Russian carbon to the European market: only together with commitments

EU economic downturn has created an oversupply on the carbon market. Therefore, the European Commission restricts "free" reductions to maintain the market. According to experts, the demand for Russian potential emission reductions can be preserved only if Russia takes meaningful goals to reduce the impact on the climate and makes the carbon market regulations transparent. This is one of the main expectation form Russia at the COP-18 in Doha, Quatar.

Today, the EU market is the main potential source of demand for carbon reductions from Russia. EU economic downturn led to a sharp fall in prices for carbon dioxide emissions quotas. The European Commission informed that it was considering six different options to stabilize the situation, including the introduction of the policy-setting prices for the certificates. Meanwhile, the price for CO2 emission reductions continue to fall: over the last few months the price does not rise above 60 eurocents per ton (for comparison, four years ago the average price was 13 euros per ton). Such a situation on the market is not acceptable neither for European business, which hopes for further market incentives for investment in low carbon development, nor for the European climate policy in general. As a result, EU authorities decided to significantly restrict access to "free" reductions generated mainly on developing markets and markets in transition, to the EU carbon market.

The global carbon market began to take shape in 2005 with the entry into force of the Kyoto Protocol. The Protocol not only sets limits on greenhouse gas emissions for the most industrialized countries, but also provides economic mechanisms that allow countries to cooperate for mutual benefit in order to reduce emissions. Initially, the main aim of the carbon market was to provide the conditions under which emission reductions will be reached in the most cost-effective manner.

According to Petra Opitz, a representative of the German Institute for Economic Research, the EU does not manage fine-tuning of the market: excess emission allowances in the trading system were triggered by excessively generous emission of free emissions permits. Therefore, starting from 2013, the rules on the EU market will be toughened; first of all, they can affect the outside access of carbon reductions.

Another external "stimulus" for the European carbon market is an excess of carbon quotas, which is the "legacy" of Russia and other countries of Eastern Europe from the first period of the Kyoto Protocol. These are unused quotas which are the result of the drop in production in the 1990s. As a result, most of these countries not only met but also "exceeded" their commitments under the Kyoto Protocol without much effort. For example, the emissions in Russia in 2010 were more than by 33% lower than in 1990. These countries became the main suppliers of emission reductions for international buyers, including those in the ETS, putting pressure on prices.

Information about the possibility of the ban for Russian Joint Implementation (JI) Projects on the European market, which is the main source of demand for Russian ERUs, provoked a strong reaction in the Russian business community. Mikhail Yulkin, the Head of the Working Group on Climate with the Environmental Committee of the Russian Union of Industrialists and Entrepreneurs, has published a number of comments in a specialized European press, criticizing the EU's position that considers unilateral restrictive measures. According to Yulkin, prohibition for Russian emission reductions on the EU market very poorly coincides with the beginning of a possible revision of the Russian Federation position on non-participation in the Kyoto-2, as well as with fixing the national goal to reduce greenhouse gas emissions by the year 2020.

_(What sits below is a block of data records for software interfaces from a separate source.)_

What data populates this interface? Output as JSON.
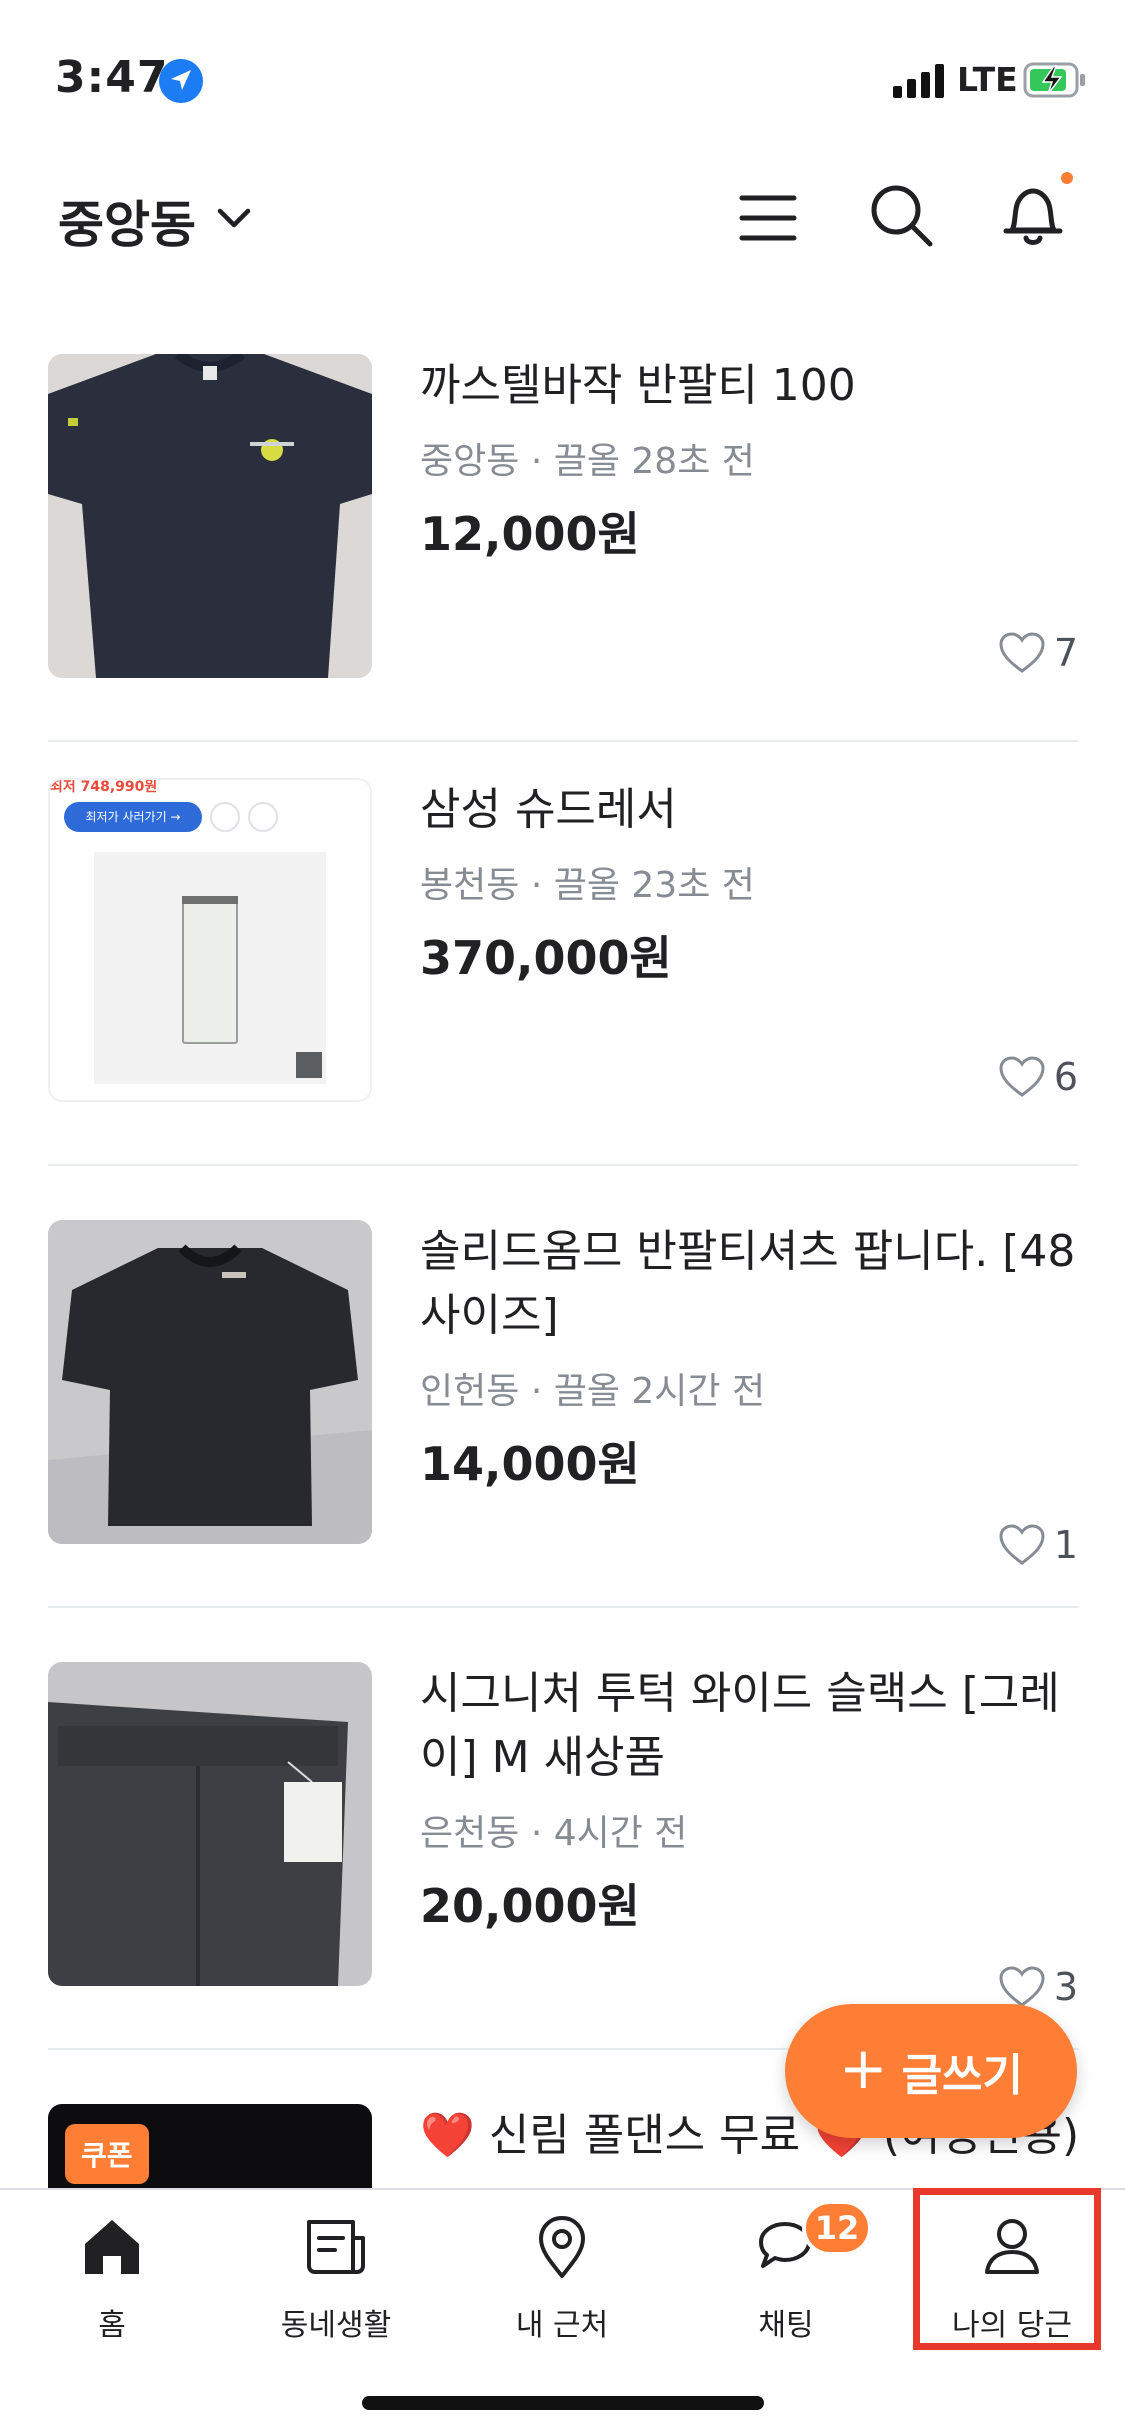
{
  "status_bar": {
    "time": "3:47",
    "network": "LTE"
  },
  "header": {
    "location": "중앙동"
  },
  "items": [
    {
      "title": "까스텔바작 반팔티 100",
      "location": "중앙동",
      "time": "끌올 28초 전",
      "price": "12,000원",
      "likes": "7"
    },
    {
      "title": "삼성 슈드레서",
      "location": "봉천동",
      "time": "끌올 23초 전",
      "price": "370,000원",
      "likes": "6",
      "thumb_price": "최저 748,990원",
      "thumb_button": "최저가 사러가기 →"
    },
    {
      "title": "솔리드옴므 반팔티셔츠 팝니다. [48사이즈]",
      "location": "인헌동",
      "time": "끌올 2시간 전",
      "price": "14,000원",
      "likes": "1"
    },
    {
      "title": "시그니처 투턱 와이드 슬랙스 [그레이] M 새상품",
      "location": "은천동",
      "time": "4시간 전",
      "price": "20,000원",
      "likes": "3"
    },
    {
      "title": "❤️ 신림 폴댄스 무료 ❤️ (여성전용)",
      "coupon": "쿠폰"
    }
  ],
  "meta_separator": " · ",
  "fab": {
    "label": "글쓰기"
  },
  "tabs": [
    {
      "label": "홈",
      "icon": "home-icon"
    },
    {
      "label": "동네생활",
      "icon": "newspaper-icon"
    },
    {
      "label": "내 근처",
      "icon": "location-pin-icon"
    },
    {
      "label": "채팅",
      "icon": "chat-icon",
      "badge": "12"
    },
    {
      "label": "나의 당근",
      "icon": "person-icon"
    }
  ],
  "colors": {
    "accent": "#ff7e36",
    "highlight": "#e8372b",
    "meta": "#868b94",
    "divider": "#e9ecef"
  }
}
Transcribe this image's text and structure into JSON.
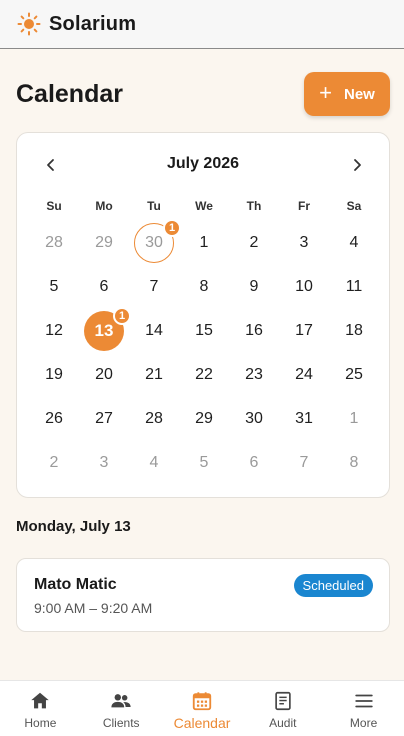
{
  "app": {
    "title": "Solarium"
  },
  "header": {
    "title": "Calendar",
    "new_label": "New"
  },
  "calendar": {
    "month_label": "July 2026",
    "days_of_week": [
      "Su",
      "Mo",
      "Tu",
      "We",
      "Th",
      "Fr",
      "Sa"
    ],
    "weeks": [
      [
        {
          "d": "28",
          "m": true
        },
        {
          "d": "29",
          "m": true
        },
        {
          "d": "30",
          "m": true,
          "today": true,
          "badge": "1"
        },
        {
          "d": "1"
        },
        {
          "d": "2"
        },
        {
          "d": "3"
        },
        {
          "d": "4"
        }
      ],
      [
        {
          "d": "5"
        },
        {
          "d": "6"
        },
        {
          "d": "7"
        },
        {
          "d": "8"
        },
        {
          "d": "9"
        },
        {
          "d": "10"
        },
        {
          "d": "11"
        }
      ],
      [
        {
          "d": "12"
        },
        {
          "d": "13",
          "selected": true,
          "badge": "1"
        },
        {
          "d": "14"
        },
        {
          "d": "15"
        },
        {
          "d": "16"
        },
        {
          "d": "17"
        },
        {
          "d": "18"
        }
      ],
      [
        {
          "d": "19"
        },
        {
          "d": "20"
        },
        {
          "d": "21"
        },
        {
          "d": "22"
        },
        {
          "d": "23"
        },
        {
          "d": "24"
        },
        {
          "d": "25"
        }
      ],
      [
        {
          "d": "26"
        },
        {
          "d": "27"
        },
        {
          "d": "28"
        },
        {
          "d": "29"
        },
        {
          "d": "30"
        },
        {
          "d": "31"
        },
        {
          "d": "1",
          "m": true
        }
      ],
      [
        {
          "d": "2",
          "m": true
        },
        {
          "d": "3",
          "m": true
        },
        {
          "d": "4",
          "m": true
        },
        {
          "d": "5",
          "m": true
        },
        {
          "d": "6",
          "m": true
        },
        {
          "d": "7",
          "m": true
        },
        {
          "d": "8",
          "m": true
        }
      ]
    ]
  },
  "selected_date": {
    "label": "Monday, July 13"
  },
  "appointments": [
    {
      "name": "Mato Matic",
      "time": "9:00 AM – 9:20 AM",
      "status": "Scheduled"
    }
  ],
  "nav": {
    "items": [
      {
        "label": "Home",
        "icon": "home-icon"
      },
      {
        "label": "Clients",
        "icon": "people-icon"
      },
      {
        "label": "Calendar",
        "icon": "calendar-icon",
        "active": true
      },
      {
        "label": "Audit",
        "icon": "clipboard-icon"
      },
      {
        "label": "More",
        "icon": "menu-icon"
      }
    ]
  },
  "colors": {
    "accent": "#ec8a35",
    "status_scheduled": "#1a86d0",
    "background": "#fbf6ef"
  }
}
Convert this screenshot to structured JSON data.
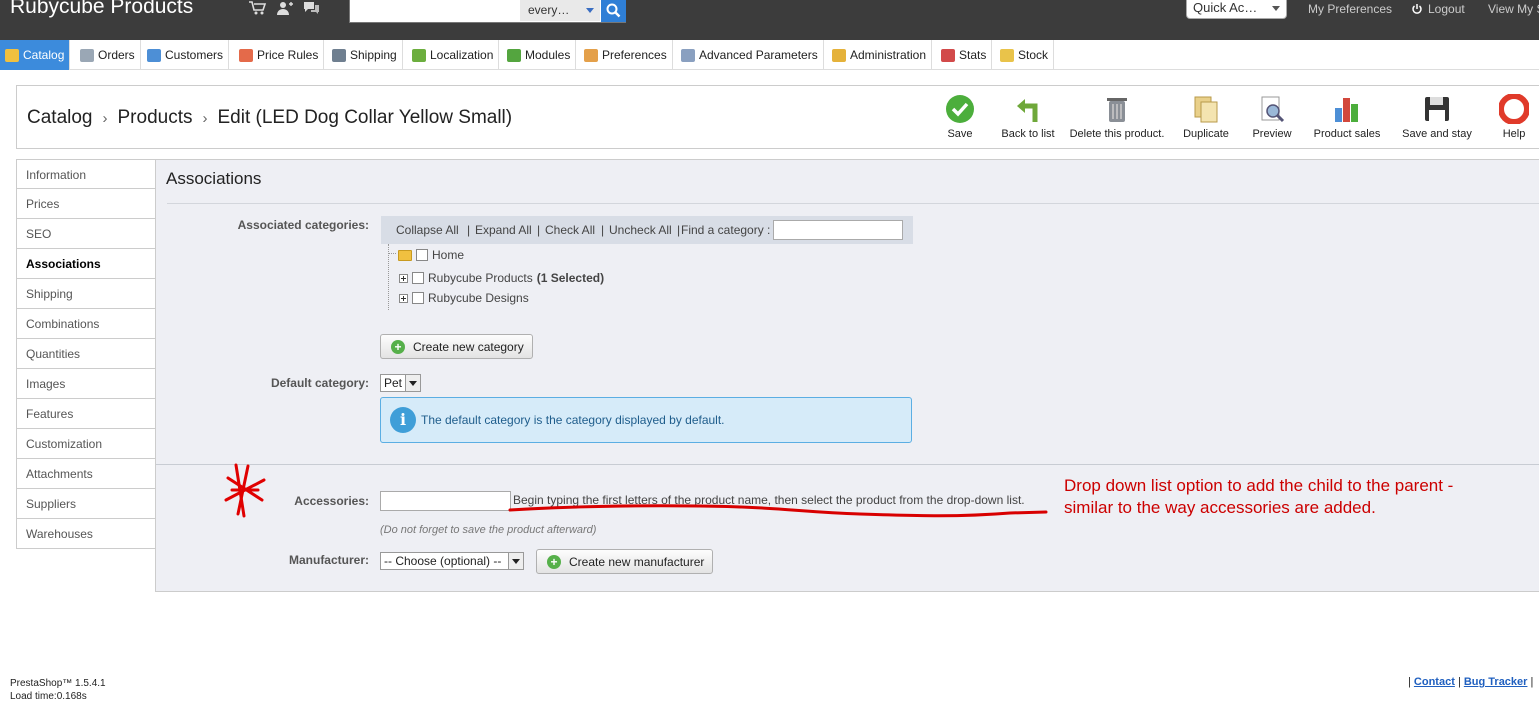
{
  "header": {
    "shop_name": "Rubycube Products",
    "search_value": "",
    "search_scope": "every…",
    "quick_access": "Quick Ac…",
    "my_preferences": "My Preferences",
    "logout": "Logout",
    "view_my_shop": "View My S"
  },
  "menu": [
    {
      "label": "Catalog",
      "icon": "catalog-icon",
      "color": "#f0c040"
    },
    {
      "label": "Orders",
      "icon": "cart-icon",
      "color": "#9aa7b5"
    },
    {
      "label": "Customers",
      "icon": "customers-icon",
      "color": "#4d8fd6"
    },
    {
      "label": "Price Rules",
      "icon": "price-rules-icon",
      "color": "#e46a4a"
    },
    {
      "label": "Shipping",
      "icon": "truck-icon",
      "color": "#6f7f90"
    },
    {
      "label": "Localization",
      "icon": "globe-icon",
      "color": "#6cae3e"
    },
    {
      "label": "Modules",
      "icon": "puzzle-icon",
      "color": "#54a53f"
    },
    {
      "label": "Preferences",
      "icon": "preferences-icon",
      "color": "#e4a04a"
    },
    {
      "label": "Advanced Parameters",
      "icon": "wrench-icon",
      "color": "#8aa0c0"
    },
    {
      "label": "Administration",
      "icon": "key-icon",
      "color": "#e5b23a"
    },
    {
      "label": "Stats",
      "icon": "stats-icon",
      "color": "#d24a4a"
    },
    {
      "label": "Stock",
      "icon": "stock-icon",
      "color": "#e9c34a"
    }
  ],
  "breadcrumb": {
    "level1": "Catalog",
    "level2": "Products",
    "level3": "Edit (LED Dog Collar Yellow Small)",
    "separator": "›"
  },
  "toolbar": [
    {
      "label": "Save",
      "icon": "save-check-icon",
      "color": "#4cae3c"
    },
    {
      "label": "Back to list",
      "icon": "back-arrow-icon",
      "color": "#6fa83a"
    },
    {
      "label": "Delete this product.",
      "icon": "trash-icon",
      "color": "#8a8f96"
    },
    {
      "label": "Duplicate",
      "icon": "duplicate-icon",
      "color": "#e9d08a"
    },
    {
      "label": "Preview",
      "icon": "preview-icon",
      "color": "#9ab8d8"
    },
    {
      "label": "Product sales",
      "icon": "sales-chart-icon",
      "color": "#d2483c"
    },
    {
      "label": "Save and stay",
      "icon": "floppy-icon",
      "color": "#333333"
    },
    {
      "label": "Help",
      "icon": "lifebuoy-icon",
      "color": "#e03a2a"
    }
  ],
  "tabs": [
    "Information",
    "Prices",
    "SEO",
    "Associations",
    "Shipping",
    "Combinations",
    "Quantities",
    "Images",
    "Features",
    "Customization",
    "Attachments",
    "Suppliers",
    "Warehouses"
  ],
  "selected_tab": "Associations",
  "panel": {
    "title": "Associations",
    "associated_categories_label": "Associated categories:",
    "tree_bar": {
      "collapse_all": "Collapse All",
      "expand_all": "Expand All",
      "check_all": "Check All",
      "uncheck_all": "Uncheck All",
      "find_category": "Find a category :",
      "sep": "|"
    },
    "tree": {
      "home": "Home",
      "rubycube_products": "Rubycube Products",
      "selected_count": "(1 Selected)",
      "rubycube_designs": "Rubycube Designs"
    },
    "create_category": "Create new category",
    "default_category_label": "Default category:",
    "default_category_value": "Pet",
    "info_text": "The default category is the category displayed by default.",
    "accessories_label": "Accessories:",
    "accessories_hint": "Begin typing the first letters of the product name, then select the product from the drop-down list.",
    "accessories_note": "(Do not forget to save the product afterward)",
    "manufacturer_label": "Manufacturer:",
    "manufacturer_value": "-- Choose (optional) --",
    "create_manufacturer": "Create new manufacturer"
  },
  "annotation": {
    "text": "Drop down list option to add the child to the parent - similar to the way accessories are added.",
    "color": "#cc0000"
  },
  "footer": {
    "version": "PrestaShop™ 1.5.4.1",
    "load_time": "Load time:0.168s",
    "contact": "Contact",
    "bug_tracker": "Bug Tracker",
    "pipe": "|"
  }
}
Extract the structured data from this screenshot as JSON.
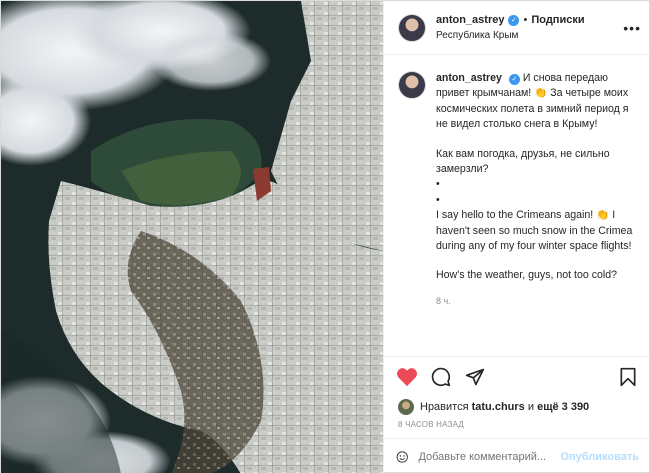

Meanwhile, dozens of European environmental organizations signed an open letter calling for the EU authorities not to allow automatic transfer of unused quotas from the first period of the Kyoto Protocol to the second one. Their position coincides with the proposal of the negotiating group of developing countries, G-77, on the prohibition of the quotas transfer made at the last round of negotiations held in Bangkok in September. Anya Kolmus, a CDM Watch expert, says: "If the developed countries, and, above all, the EU, do not agree to take on a more ambitious climate commitments, removing the trick in the form of "hot air", it will be hard to convince developing countries to join a post-Kyoto agreement with specific goals." It is difficult to expect a quick and unambiguous decision on this issue, even within the European Union itself: a group of countries from Eastern Europe, especially Poland, which also has significant reserves of the "hot air", are opponents to this decision.

Russian authorities continue to see the unspent national quota as a "safety cushion". Discussion about the future rules of participation in the carbon market does not stop on the eve of the International UN climate conference in Doha. However, according to most experts, the Russian desire to "supply the EU market with cheap Russian reductions" is hardly feasible. External demand for potential reductions from the Russian Federation may preserve only if the country formally adopts environmentally significant national goals to reduce climate impact and transparent regulation of the carbon market.